Ole Harry Siegel would, in a short period of time, come to respect me and realize that I was one that could be counted on for various tasks. I would pester Harry that I needed to make more money, so he would have me put in extra hours painting the back exit hallways and doors. He would also send me off on loan to other nearby theaters in the chain such as the Earle Theater. Harry once asked me "Can you do any re-upholstery?" Of course I responded with "Sure I can, if somebody can show me how to do it once." He must have liked that answer too. I found myself putting in extra time recovering the seat cushions at the Vilma before business hours. One day Harry took me and two rolls of velvet seat material to the other side of the city. I couldn't drive back then so I really hadn't much exposure to the part of town he took me to. There was this theater on Park Heights Avenue called the Uptown Theater. It was alot bigger than the Vilma. Initially, I was impressed. I thought that these extra work hours could be a good thing.
The Uptown Theater was situated in a neighborhood that was infected with crime. What was once a proud thriving community nearby to Pimlico Race Track, home of the Preakness, was now a danger zone. That really didn't bother me. I have always felt safe wherever I go, regardless.
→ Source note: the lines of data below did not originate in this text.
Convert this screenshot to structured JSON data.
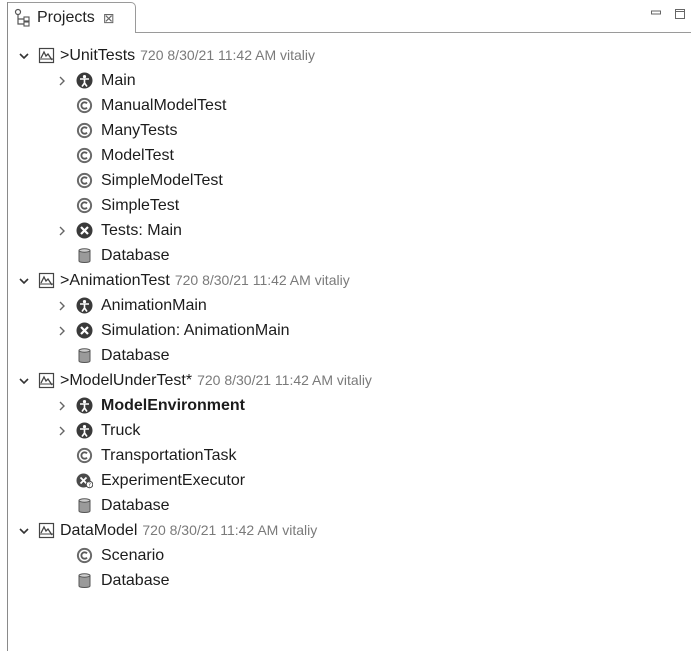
{
  "tab": {
    "title": "Projects",
    "close_glyph": "⊠"
  },
  "icons": {
    "tab": "project-tree-icon",
    "project": "model-project-icon",
    "agent": "agent-type-icon",
    "class": "java-class-icon",
    "experiment": "experiment-icon",
    "database": "database-icon",
    "custom_experiment": "custom-experiment-icon"
  },
  "colors": {
    "accent": "#4a4a4a",
    "meta": "#7a7a7a"
  },
  "tree": [
    {
      "label": ">UnitTests",
      "meta": "720 8/30/21 11:42 AM vitaliy"
    },
    {
      "label": "Main"
    },
    {
      "label": "ManualModelTest"
    },
    {
      "label": "ManyTests"
    },
    {
      "label": "ModelTest"
    },
    {
      "label": "SimpleModelTest"
    },
    {
      "label": "SimpleTest"
    },
    {
      "label": "Tests: Main"
    },
    {
      "label": "Database"
    },
    {
      "label": ">AnimationTest",
      "meta": "720 8/30/21 11:42 AM vitaliy"
    },
    {
      "label": "AnimationMain"
    },
    {
      "label": "Simulation: AnimationMain"
    },
    {
      "label": "Database"
    },
    {
      "label": ">ModelUnderTest*",
      "meta": "720 8/30/21 11:42 AM vitaliy"
    },
    {
      "label": "ModelEnvironment"
    },
    {
      "label": "Truck"
    },
    {
      "label": "TransportationTask"
    },
    {
      "label": "ExperimentExecutor"
    },
    {
      "label": "Database"
    },
    {
      "label": "DataModel",
      "meta": "720 8/30/21 11:42 AM vitaliy"
    },
    {
      "label": "Scenario"
    },
    {
      "label": "Database"
    }
  ]
}
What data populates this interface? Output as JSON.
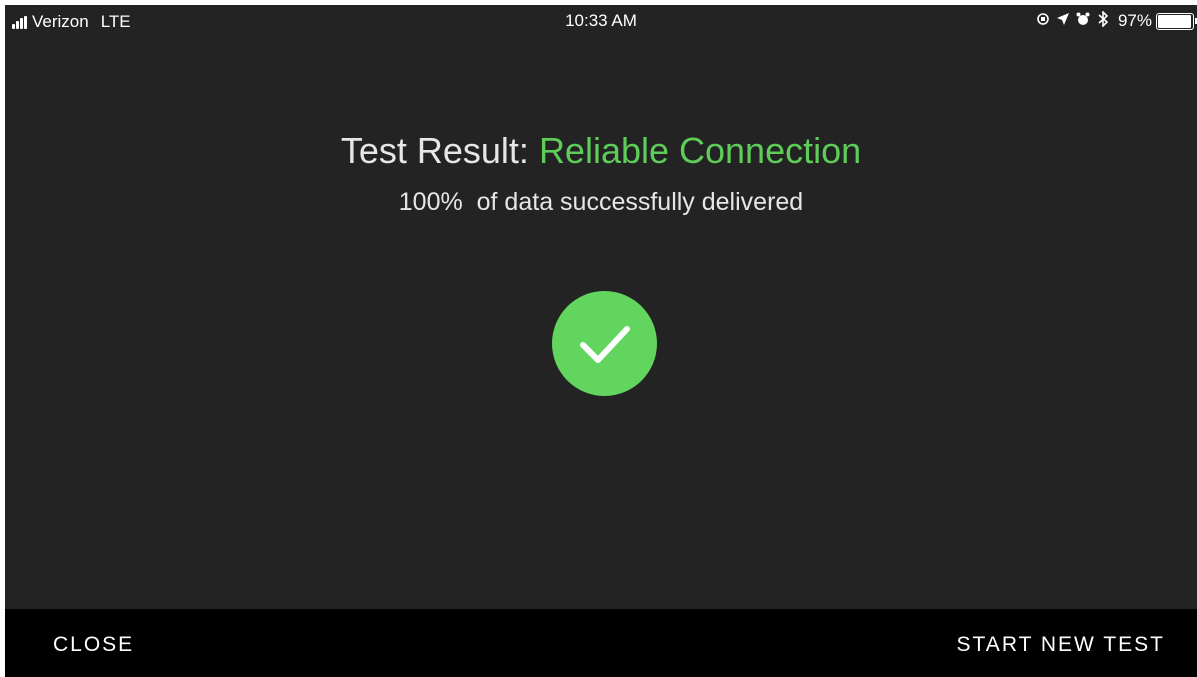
{
  "status_bar": {
    "carrier": "Verizon",
    "network": "LTE",
    "time": "10:33 AM",
    "battery": "97%",
    "battery_level": 0.97
  },
  "result": {
    "label": "Test Result:",
    "status": "Reliable Connection",
    "status_color": "#5dcc58",
    "percent": "100%",
    "detail": "of data successfully delivered"
  },
  "actions": {
    "close": "CLOSE",
    "start_new_test": "START NEW TEST"
  }
}
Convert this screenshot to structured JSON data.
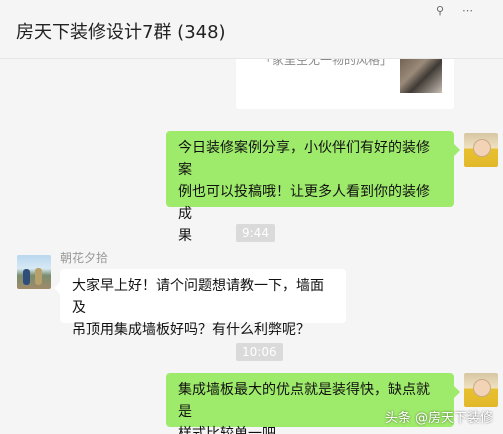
{
  "window": {
    "title": "房天下装修设计7群 (348)",
    "controls": [
      "pin-icon",
      "more-icon"
    ]
  },
  "chat": {
    "card": {
      "text": "「家里空无一物的风格」",
      "thumb": "living-room-image"
    },
    "messages": [
      {
        "side": "me",
        "text": "今日装修案例分享，小伙伴们有好的装修案例也可以投稿哦！让更多人看到你的装修成果",
        "lines": [
          "今日装修案例分享，小伙伴们有好的装修案",
          "例也可以投稿哦！让更多人看到你的装修成",
          "果"
        ]
      },
      {
        "type": "time",
        "text": "9:44"
      },
      {
        "side": "other",
        "sender": "朝花夕拾",
        "lines": [
          "大家早上好！请个问题想请教一下，墙面及",
          "吊顶用集成墙板好吗？有什么利弊呢？"
        ]
      },
      {
        "type": "time",
        "text": "10:06"
      },
      {
        "side": "me",
        "lines": [
          "集成墙板最大的优点就是装得快，缺点就是",
          "样式比较单一吧"
        ]
      }
    ]
  },
  "watermark": "头条 @房天下装修",
  "colors": {
    "my_bubble": "#9eea6a",
    "other_bubble": "#ffffff",
    "bg": "#f5f5f5"
  }
}
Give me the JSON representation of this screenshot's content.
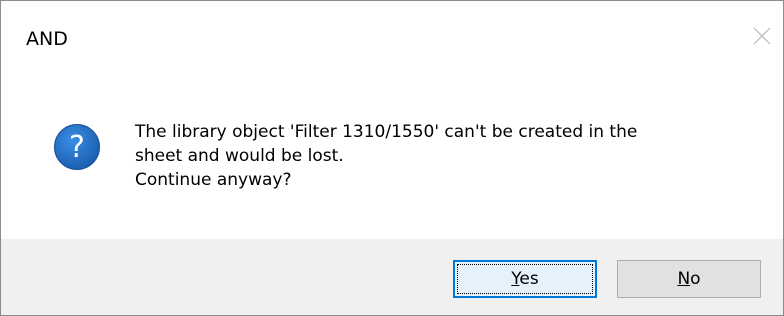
{
  "dialog": {
    "title": "AND",
    "message": "The library object 'Filter 1310/1550' can't be created in the\nsheet and would be lost.\nContinue anyway?",
    "icon": "question-icon",
    "buttons": {
      "yes": {
        "mnemonic": "Y",
        "rest": "es"
      },
      "no": {
        "mnemonic": "N",
        "rest": "o"
      }
    }
  },
  "colors": {
    "accent": "#0078d7",
    "icon_blue": "#1c5fb0",
    "footer_bg": "#f0f0f0"
  }
}
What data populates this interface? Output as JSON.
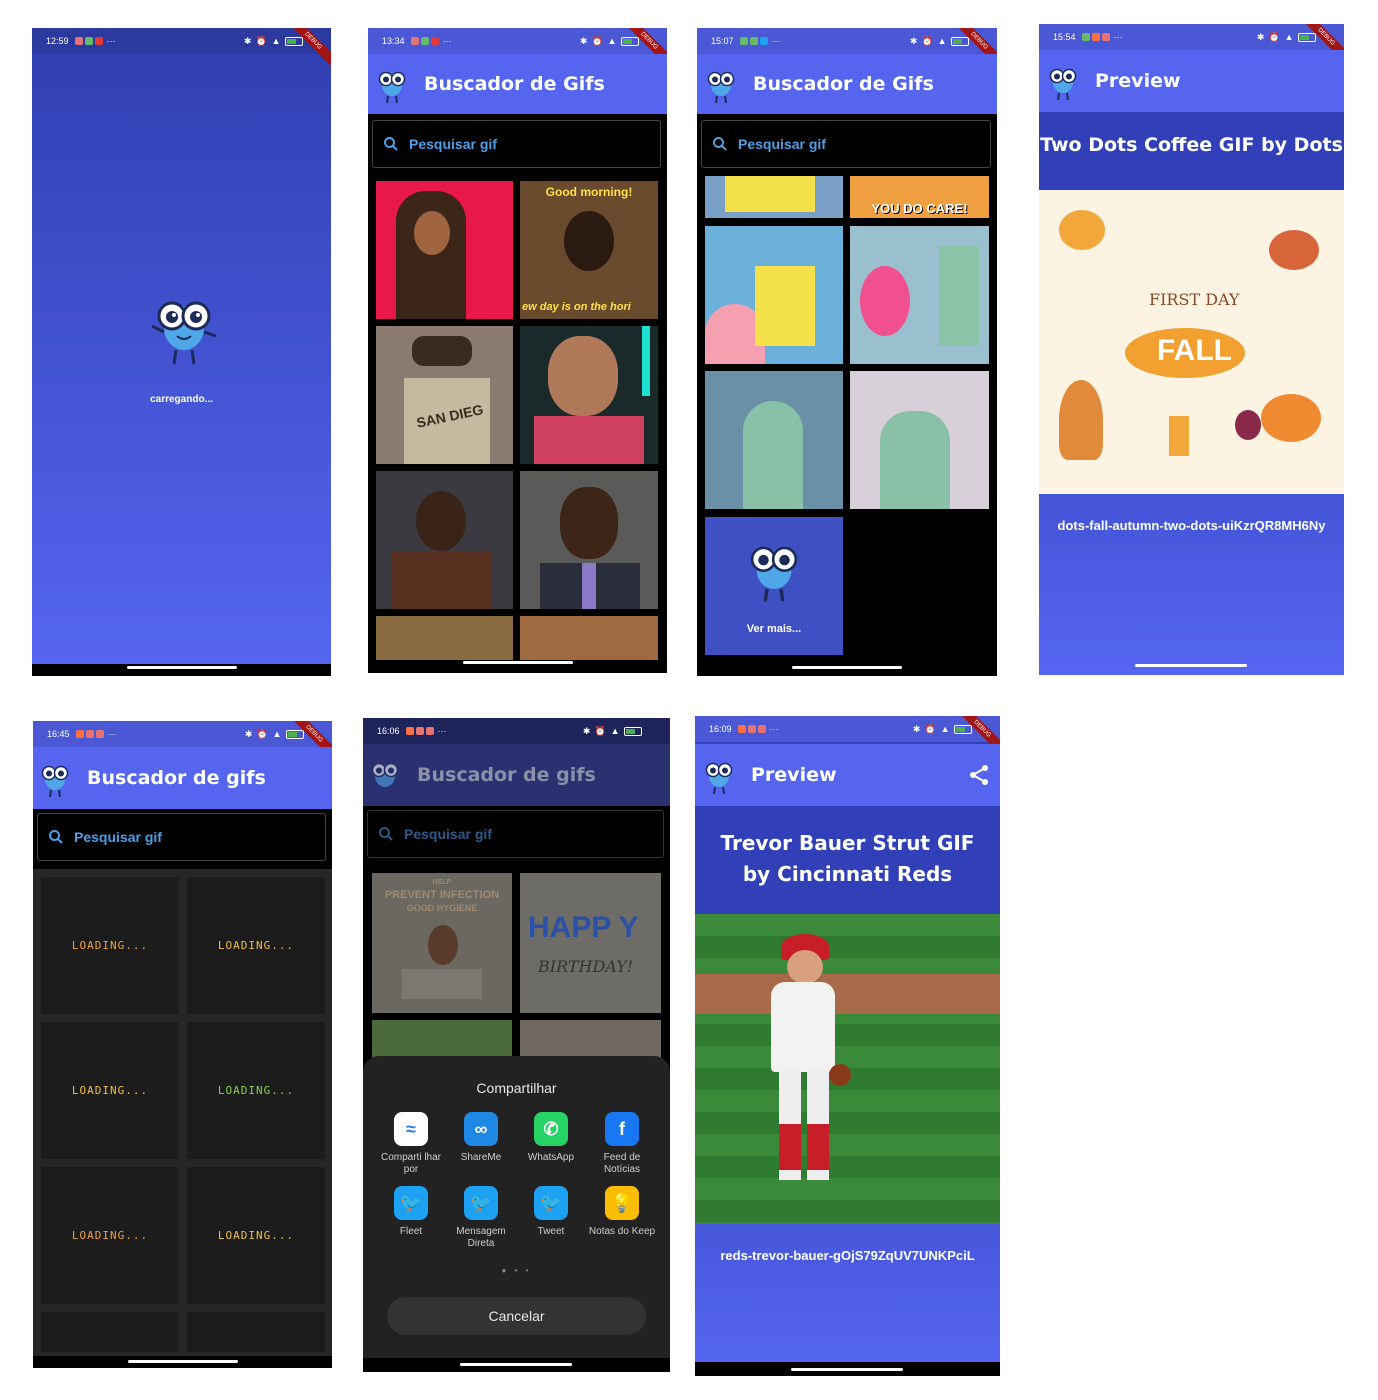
{
  "status": {
    "time_1": "12:59",
    "time_2": "13:34",
    "time_3": "15:07",
    "time_4": "15:54",
    "time_5": "16:45",
    "time_6": "16:06",
    "time_7": "16:09",
    "more": "···",
    "debug": "DEBUG"
  },
  "splash": {
    "loading_text": "carregando..."
  },
  "home": {
    "title": "Buscador de Gifs",
    "title_lower": "Buscador de gifs",
    "search_placeholder": "Pesquisar gif"
  },
  "gifs": {
    "good_morning": "Good morning!",
    "new_day": "ew day is on the hori",
    "san_diego": "SAN DIEG",
    "you_do_care": "YOU DO CARE!",
    "prevent": "PREVENT INFECTION",
    "help": "HELP",
    "good_hygiene": "GOOD HYGIENE",
    "happy": "HAPP Y",
    "birthday": "BIRTHDAY!",
    "first_day": "FIRST DAY",
    "fall": "FALL"
  },
  "more_tile": {
    "label": "Ver mais..."
  },
  "loading_tile": {
    "label": "LOADING..."
  },
  "preview": {
    "title": "Preview",
    "preview1_name": "Two Dots Coffee GIF by Dots",
    "preview1_slug": "dots-fall-autumn-two-dots-uiKzrQR8MH6Ny",
    "preview2_name": "Trevor Bauer Strut GIF by Cincinnati Reds",
    "preview2_slug": "reds-trevor-bauer-gOjS79ZqUV7UNKPciL"
  },
  "share": {
    "title": "Compartilhar",
    "cancel": "Cancelar",
    "apps": [
      {
        "label": "Comparti lhar por",
        "icon": "share-via-icon",
        "color": "#ffffff"
      },
      {
        "label": "ShareMe",
        "icon": "shareme-icon",
        "color": "#1e88e5"
      },
      {
        "label": "WhatsApp",
        "icon": "whatsapp-icon",
        "color": "#25d366"
      },
      {
        "label": "Feed de Notícias",
        "icon": "facebook-icon",
        "color": "#1877f2"
      },
      {
        "label": "Fleet",
        "icon": "twitter-icon",
        "color": "#1da1f2"
      },
      {
        "label": "Mensagem Direta",
        "icon": "twitter-icon",
        "color": "#1da1f2"
      },
      {
        "label": "Tweet",
        "icon": "twitter-icon",
        "color": "#1da1f2"
      },
      {
        "label": "Notas do Keep",
        "icon": "keep-icon",
        "color": "#fbbc04"
      }
    ]
  },
  "colors": {
    "appbar": "#5565f0",
    "title_bar_dark": "#3a4bc8",
    "gradient_top": "#2f3fb0",
    "gradient_bottom": "#5566f2",
    "search_text": "#4d9fe6"
  }
}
Harry dropped me off by myself with the two rolls of material , a heavy duty staple gun, , a pair of scissors, and a supply of staples. There I was.......alone, in a strange place. Harry never showed me around the place, he just simply dropped me off. There I was, ready to get busy. I walked through the lobby and stopped to look at the concession counter. I could not believe what I saw. They had an Orange Crush machine! The Vilma didn't have one of those. But I looked carefully at the machine and noticed about a five inch thick level of fungal scum floating on top of the orange crush! Ewwww! I had no idea what I would see as I would get past the concession stand.
As I recall, I discovered that about HALF of the seats in the theater were either ripped to shreds or unbolted from their frames and laying on the floor. There was no way I would get this job done in one day with only two rolls of material but I went ahead and started working. About two hours into the job, something moved. I passed it off as just one of the seat cushions falling over. A few minutes pass and something moves again. "Okay, Okay.......I am the only one in here." I pretended I didn't hear it and continued working and then I finally saw what I was sitting amongst. Rats!...Big Rats......no field mice for this place......huge rats and dozens of them!
Needless to say, I left the stapler, the staples, the scissors, and the material right there in the aisle and headed for the front door. I caught a bus and went home. I gave Harry all sorts of hell on the phone. He apologized for setting me up in that situation. The next day, the Uptown Theater was back to business as usual. If I remember correctly, the marquee spelled out "Now Playing","Shaft" and "The Mack", a double feature.
At the Vilma, we had projectionists that would work on different days. There was one I can remember vividly, his name was Bill Nottingham. I remember Bill Nottingham because you could always see him on top of the marquee watching the women walk by. The more memorable thing about him was he looked exactly like Vincent Price! One week the movie Vanishing Point was playing. Nottingham had not noticed that he had the sound turned down so low that people could not enjoy the movie. I had a buzzer nearby that I would use to get the projectionist's attention if ever there was a problem with the picture such as a blank screen or misalignment of frames. I had buzzed Nottingham about four times to get his attention and apparently he just thought we were playing around with him. I went up the steps to the projection booth and told Nottingham I had been buzzing because the sound was too low and people were complaining. Behind the big screen at the Vilma were these gigantic Altec-Lansing Voice of the Theater speaker systems. The movie, Vanishing Point, had just begun the part where the soundtrack was Mississippi Queen by the rock group Mountain.....and Nottingham cranked the system to the MAXIMUM! Whoa! The front doors of the place were blowing open from it. People were leaving too. Nottingham only left it loud for that one song. As I think about it, that was the best song from the soundtrack to choose. Mississippi Queen should be played loud and proud.
Two weeks into my job at the Vilma, they were showing a new release. This was rare for the Vilma. I was informed to expect heavy crowds as this movie was controversial. The movie was "banned in 13 countries" and "rated V for Violence", "the most horrifying film ever made", it was going to make people sick. Quite a marketing ploy it was. We had cases and cases of screen printed vomit bags which I would be required to hand out to each person with a ticket. By today's standards, this movie was rather tame. Aside from witch burnings and dunkings, there were torture scenes, one where a woman's tongue was ripped from her mouth. As expected, the film brought in the money. The following week, the Vilma returned to old Disney flicks and assorted "B" movies. It took almost a year for us to show The Godfather.
Some Of The Movies That I Remember Were Shown At The Vilma While I Was Usher:
Mark Of The Devil
Paul & Michelle
Terror In The Wax Museum
Concert For Bangladesh